→ **What is needed**:
Report how many lines in the data below hold the string "this". Nothing else should appear in the answer.

App and web page records
_ _ _ _ _
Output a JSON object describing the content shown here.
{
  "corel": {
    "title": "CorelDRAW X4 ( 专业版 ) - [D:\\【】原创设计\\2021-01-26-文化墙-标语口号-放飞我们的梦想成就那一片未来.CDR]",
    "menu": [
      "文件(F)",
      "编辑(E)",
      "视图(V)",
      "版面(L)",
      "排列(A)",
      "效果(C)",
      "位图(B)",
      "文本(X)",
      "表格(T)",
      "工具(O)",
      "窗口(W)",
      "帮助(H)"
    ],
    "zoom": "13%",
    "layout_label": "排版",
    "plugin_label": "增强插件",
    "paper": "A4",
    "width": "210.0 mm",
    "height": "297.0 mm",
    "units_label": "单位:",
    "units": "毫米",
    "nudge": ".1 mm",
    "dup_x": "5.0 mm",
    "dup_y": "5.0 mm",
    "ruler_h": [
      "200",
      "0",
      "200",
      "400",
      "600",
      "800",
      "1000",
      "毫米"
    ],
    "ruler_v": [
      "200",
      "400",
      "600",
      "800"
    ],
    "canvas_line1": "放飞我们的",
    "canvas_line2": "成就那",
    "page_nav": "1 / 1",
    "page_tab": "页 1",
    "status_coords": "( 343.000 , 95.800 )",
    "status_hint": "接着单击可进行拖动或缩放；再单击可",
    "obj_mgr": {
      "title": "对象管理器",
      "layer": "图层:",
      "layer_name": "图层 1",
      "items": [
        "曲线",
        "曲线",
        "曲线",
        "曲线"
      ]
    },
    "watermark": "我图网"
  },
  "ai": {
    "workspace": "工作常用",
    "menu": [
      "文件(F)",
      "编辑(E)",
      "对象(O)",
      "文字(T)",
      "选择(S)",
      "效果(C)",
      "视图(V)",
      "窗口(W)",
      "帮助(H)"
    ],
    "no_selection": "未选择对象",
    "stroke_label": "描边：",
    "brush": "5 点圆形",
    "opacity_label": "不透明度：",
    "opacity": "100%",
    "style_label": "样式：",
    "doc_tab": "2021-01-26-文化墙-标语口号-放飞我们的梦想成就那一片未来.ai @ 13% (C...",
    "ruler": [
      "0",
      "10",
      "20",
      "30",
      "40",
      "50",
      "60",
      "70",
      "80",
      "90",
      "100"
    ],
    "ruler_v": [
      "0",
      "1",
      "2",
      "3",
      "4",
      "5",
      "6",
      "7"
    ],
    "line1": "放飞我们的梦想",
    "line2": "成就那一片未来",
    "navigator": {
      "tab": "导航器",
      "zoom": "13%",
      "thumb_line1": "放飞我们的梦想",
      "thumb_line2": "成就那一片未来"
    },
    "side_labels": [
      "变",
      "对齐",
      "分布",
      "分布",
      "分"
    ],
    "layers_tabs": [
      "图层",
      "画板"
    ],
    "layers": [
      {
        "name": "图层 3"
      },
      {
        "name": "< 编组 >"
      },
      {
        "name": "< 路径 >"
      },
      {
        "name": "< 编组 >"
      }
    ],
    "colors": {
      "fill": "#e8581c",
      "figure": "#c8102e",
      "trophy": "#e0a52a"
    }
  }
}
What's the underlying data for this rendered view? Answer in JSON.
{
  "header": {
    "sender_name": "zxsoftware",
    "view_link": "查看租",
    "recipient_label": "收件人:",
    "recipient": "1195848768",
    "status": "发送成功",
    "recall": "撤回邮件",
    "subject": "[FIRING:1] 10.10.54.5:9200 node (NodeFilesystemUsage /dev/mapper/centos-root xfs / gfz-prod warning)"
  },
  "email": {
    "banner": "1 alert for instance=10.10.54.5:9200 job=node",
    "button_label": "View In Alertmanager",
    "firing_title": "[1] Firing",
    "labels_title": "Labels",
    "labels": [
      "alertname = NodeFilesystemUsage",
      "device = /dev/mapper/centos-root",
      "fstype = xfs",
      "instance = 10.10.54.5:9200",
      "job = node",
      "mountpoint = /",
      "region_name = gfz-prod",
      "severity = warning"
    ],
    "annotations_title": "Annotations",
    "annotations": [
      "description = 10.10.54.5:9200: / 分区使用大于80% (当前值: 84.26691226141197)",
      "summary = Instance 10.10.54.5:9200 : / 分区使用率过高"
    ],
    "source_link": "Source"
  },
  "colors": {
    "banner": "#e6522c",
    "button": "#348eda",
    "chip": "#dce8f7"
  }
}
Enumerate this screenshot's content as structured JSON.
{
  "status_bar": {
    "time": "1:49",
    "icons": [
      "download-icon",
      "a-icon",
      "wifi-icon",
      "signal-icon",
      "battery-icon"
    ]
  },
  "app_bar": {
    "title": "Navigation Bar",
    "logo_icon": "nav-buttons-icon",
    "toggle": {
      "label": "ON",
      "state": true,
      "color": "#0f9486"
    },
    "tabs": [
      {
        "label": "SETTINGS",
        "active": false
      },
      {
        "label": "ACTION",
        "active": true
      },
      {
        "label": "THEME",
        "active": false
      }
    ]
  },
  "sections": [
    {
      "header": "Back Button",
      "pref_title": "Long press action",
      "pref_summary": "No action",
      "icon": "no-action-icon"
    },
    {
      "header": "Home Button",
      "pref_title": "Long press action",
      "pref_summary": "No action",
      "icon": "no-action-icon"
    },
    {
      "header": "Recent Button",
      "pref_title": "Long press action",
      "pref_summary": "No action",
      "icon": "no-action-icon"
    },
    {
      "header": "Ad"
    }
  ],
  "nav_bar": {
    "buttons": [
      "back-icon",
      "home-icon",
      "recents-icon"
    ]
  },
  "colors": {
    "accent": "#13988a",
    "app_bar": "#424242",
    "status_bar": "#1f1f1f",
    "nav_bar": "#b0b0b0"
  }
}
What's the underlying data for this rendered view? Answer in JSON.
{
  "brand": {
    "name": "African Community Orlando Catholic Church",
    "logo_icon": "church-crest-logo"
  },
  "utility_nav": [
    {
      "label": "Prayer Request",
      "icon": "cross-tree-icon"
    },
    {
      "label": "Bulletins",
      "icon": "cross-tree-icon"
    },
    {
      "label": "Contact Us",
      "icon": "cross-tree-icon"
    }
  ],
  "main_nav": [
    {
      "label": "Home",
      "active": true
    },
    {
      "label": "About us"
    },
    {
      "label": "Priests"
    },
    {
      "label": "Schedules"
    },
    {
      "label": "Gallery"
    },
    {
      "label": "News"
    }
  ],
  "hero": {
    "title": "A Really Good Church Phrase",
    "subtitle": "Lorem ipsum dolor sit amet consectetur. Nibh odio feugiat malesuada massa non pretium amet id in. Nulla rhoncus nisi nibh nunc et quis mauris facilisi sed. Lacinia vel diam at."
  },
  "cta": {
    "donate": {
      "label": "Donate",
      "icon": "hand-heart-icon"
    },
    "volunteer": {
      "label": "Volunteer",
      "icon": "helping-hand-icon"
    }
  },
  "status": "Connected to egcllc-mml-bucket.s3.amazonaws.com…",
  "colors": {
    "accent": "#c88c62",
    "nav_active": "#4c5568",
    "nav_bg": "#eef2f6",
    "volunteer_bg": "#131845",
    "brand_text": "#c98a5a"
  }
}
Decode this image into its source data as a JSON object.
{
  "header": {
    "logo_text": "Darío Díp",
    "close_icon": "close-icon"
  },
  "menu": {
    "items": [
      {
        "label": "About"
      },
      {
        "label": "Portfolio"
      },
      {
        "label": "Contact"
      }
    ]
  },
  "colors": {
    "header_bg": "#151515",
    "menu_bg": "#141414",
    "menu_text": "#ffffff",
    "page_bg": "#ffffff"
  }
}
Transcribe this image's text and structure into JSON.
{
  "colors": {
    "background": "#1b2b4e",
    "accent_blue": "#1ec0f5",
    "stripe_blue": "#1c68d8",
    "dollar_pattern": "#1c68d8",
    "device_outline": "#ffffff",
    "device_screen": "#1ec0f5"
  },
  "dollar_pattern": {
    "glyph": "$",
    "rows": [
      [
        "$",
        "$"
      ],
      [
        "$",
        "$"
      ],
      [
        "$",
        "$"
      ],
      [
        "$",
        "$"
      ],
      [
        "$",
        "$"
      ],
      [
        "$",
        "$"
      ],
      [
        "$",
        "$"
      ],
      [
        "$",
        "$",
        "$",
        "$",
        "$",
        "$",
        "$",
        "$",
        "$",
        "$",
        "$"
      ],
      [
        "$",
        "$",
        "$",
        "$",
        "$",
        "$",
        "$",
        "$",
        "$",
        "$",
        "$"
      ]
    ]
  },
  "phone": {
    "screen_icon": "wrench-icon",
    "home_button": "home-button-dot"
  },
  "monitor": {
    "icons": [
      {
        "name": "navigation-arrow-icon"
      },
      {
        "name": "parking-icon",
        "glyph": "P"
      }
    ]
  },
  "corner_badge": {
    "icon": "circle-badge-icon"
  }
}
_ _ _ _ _
→ **Written solution**:
5